In January, a U.S. bankruptcy judge dismissed a Chapter 11 reorganization petition by Morris and her husband, David Duffy Herman.

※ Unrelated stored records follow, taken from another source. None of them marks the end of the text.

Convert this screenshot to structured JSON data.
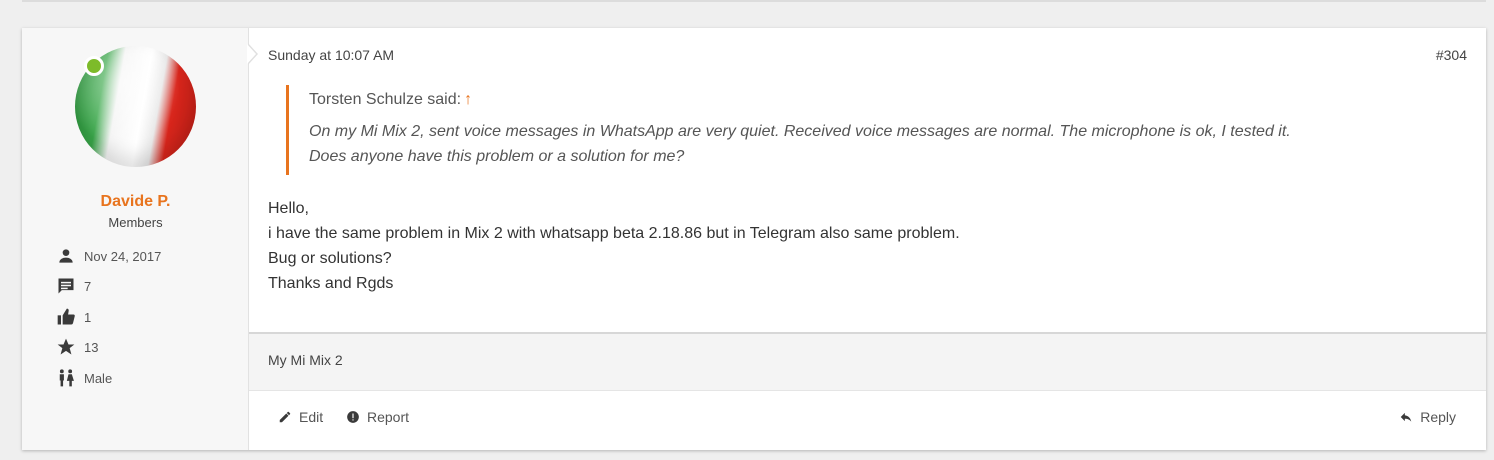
{
  "user": {
    "name": "Davide P.",
    "title": "Members",
    "stats": {
      "joined": "Nov 24, 2017",
      "messages": "7",
      "likes": "1",
      "points": "13",
      "gender": "Male"
    }
  },
  "post": {
    "time": "Sunday at 10:07 AM",
    "number": "#304",
    "quote": {
      "author": "Torsten Schulze said:",
      "lines": [
        "On my Mi Mix 2, sent voice messages in WhatsApp are very quiet. Received voice messages are normal. The microphone is ok, I tested it.",
        "Does anyone have this problem or a solution for me?"
      ]
    },
    "message": [
      "Hello,",
      "i have the same problem in Mix 2 with whatsapp beta 2.18.86 but in Telegram also same problem.",
      "Bug or solutions?",
      "Thanks and Rgds"
    ],
    "signature": "My Mi Mix 2"
  },
  "actions": {
    "edit": "Edit",
    "report": "Report",
    "reply": "Reply"
  },
  "colors": {
    "accent": "#e8741e",
    "online": "#7dbb2a"
  }
}
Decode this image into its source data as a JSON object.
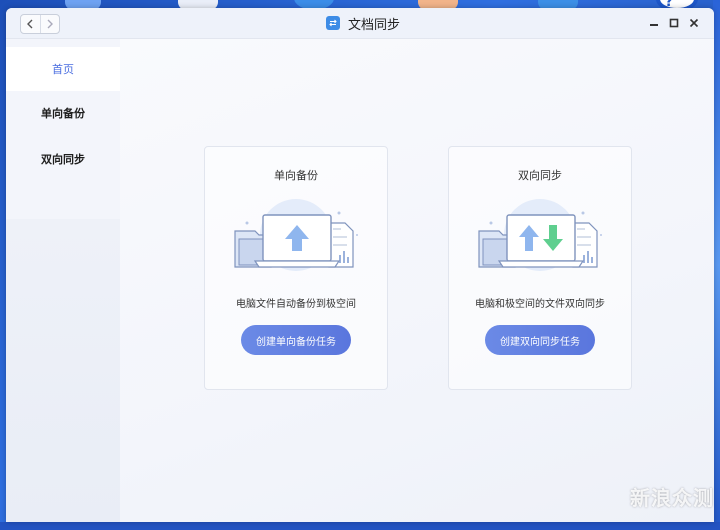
{
  "window": {
    "title": "文档同步"
  },
  "sidebar": {
    "items": [
      {
        "label": "首页"
      },
      {
        "label": "单向备份"
      },
      {
        "label": "双向同步"
      }
    ]
  },
  "cards": [
    {
      "title": "单向备份",
      "description": "电脑文件自动备份到极空间",
      "button": "创建单向备份任务"
    },
    {
      "title": "双向同步",
      "description": "电脑和极空间的文件双向同步",
      "button": "创建双向同步任务"
    }
  ],
  "watermark": "新浪众测",
  "colors": {
    "accent": "#5a76dd",
    "arrow_blue": "#8fb6ee",
    "arrow_green": "#5fcf8f"
  }
}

The dismissal left the door open to creditors to take legal action to obtain their money without a bankruptcy proceeding, said a Maui bankruptcy attorney not related to the case.

In March, a U.S. bankruptcy judge confirmed that creditors could pursue their debts from the couple and ruled that Morris and Herman could not file for bankruptcy protection against current and possible future debts in the case.

In a written statement to The Maui News earlier this year, Morris and Herman said that they intended to repay as many people as they could and would use revenue from their various businesses, including their mortgage business.

The couple had said in court fillings that their “finances suffered” after Herman suffered a heart attack in Idaho in 2009. Court filings said that they tried to reorganize their debt and to obtain hardship loan modifications.

In the state investigation, the Division of Financial Institutions found the following violations with Morris and her company:

* attempting to pay a complainant to withdraw his complaint.

* using a trade name without properly notifying the state commissioner of financial institutions.

* failing to update financial disclosures after changes in financial status.

* failing to notify the commissioner about a revocation of a previous license.

“After a thorough investigation, we have finally closed the chapter on the inappropriate mortgage loan activities of Ms. Morris and her company,” said Iris Ikeda-Catalani, the state commissioner of financial institutions, in a news release. “This revocation action sends a strong message to those who would attempt to deceive Hawaii’s mortgage consumers in the future.”

Morris also is known as Tricia Morris, Kathleen P. Morris, Patricia Morris, Trish Schaberg, Tricia Schaberg, Patricia K. Morris, Kathleen K. Herman, Patricia Kathleen Herman, K. P. Morris, Kathleen P. Morris, Tricia K. Morris, Tricia NMN Morris, Tricia P. Morris and Patricia Kathleen Morris.

Herman-Morris Enterprises Inc. also does business as Hawaii’s Premier Mortgage Co., Hawaii’s Premiere Mortgage Co., Lemurian Interiors & Development and Nature’s Treasures of Maui.

Morris nor Herman-Morris Enterprises Inc. can engage in any activity that requires a mortgage loan originator or mortgage company license, the state said. Those holding mortgage loan originator licenses associated with Herman-Morris Enterprises Inc. cannot engage in mortgage loan origination activity.

In her emailed statement, Morris thanked the “thousands of people of Hawaii” who allowed Morris and her husband fulfill their dream of homeownership and to enjoy time on Maui. She also thanked those who have supported her.

“I must add that I am blessed to have experienced many years in which the success of the business allowed me to donate over $250,000 to nonprofits and other worthwhile causes,” she said.

Consumers who have loans originated by Morris or by Herman-Morris Enterprises Inc. are asked to contact DFI and to provide details of the transactions for possible compensation through the Mortgage Loan Recovery Fund at the Division of Financial Institutions, Department of Commerce and Consumer Affairs, P.O. Box 2054, Honolulu 96805.

* Melissa Tanji can be reached at

* Mortgage company. A statement by Tricia Morris in story on Page A3 on July 23 should have read: “I would like to say thank you to the thousands of people of Hawaii who allowed us to help them fulfill their dream of home ownership and to enjoy their time on our beautiful island of Maui.”

A statement in the story about the state revoking the license of the mortgage broker paraphrased her quote incorrectly.

The Maui New apologizes for the error.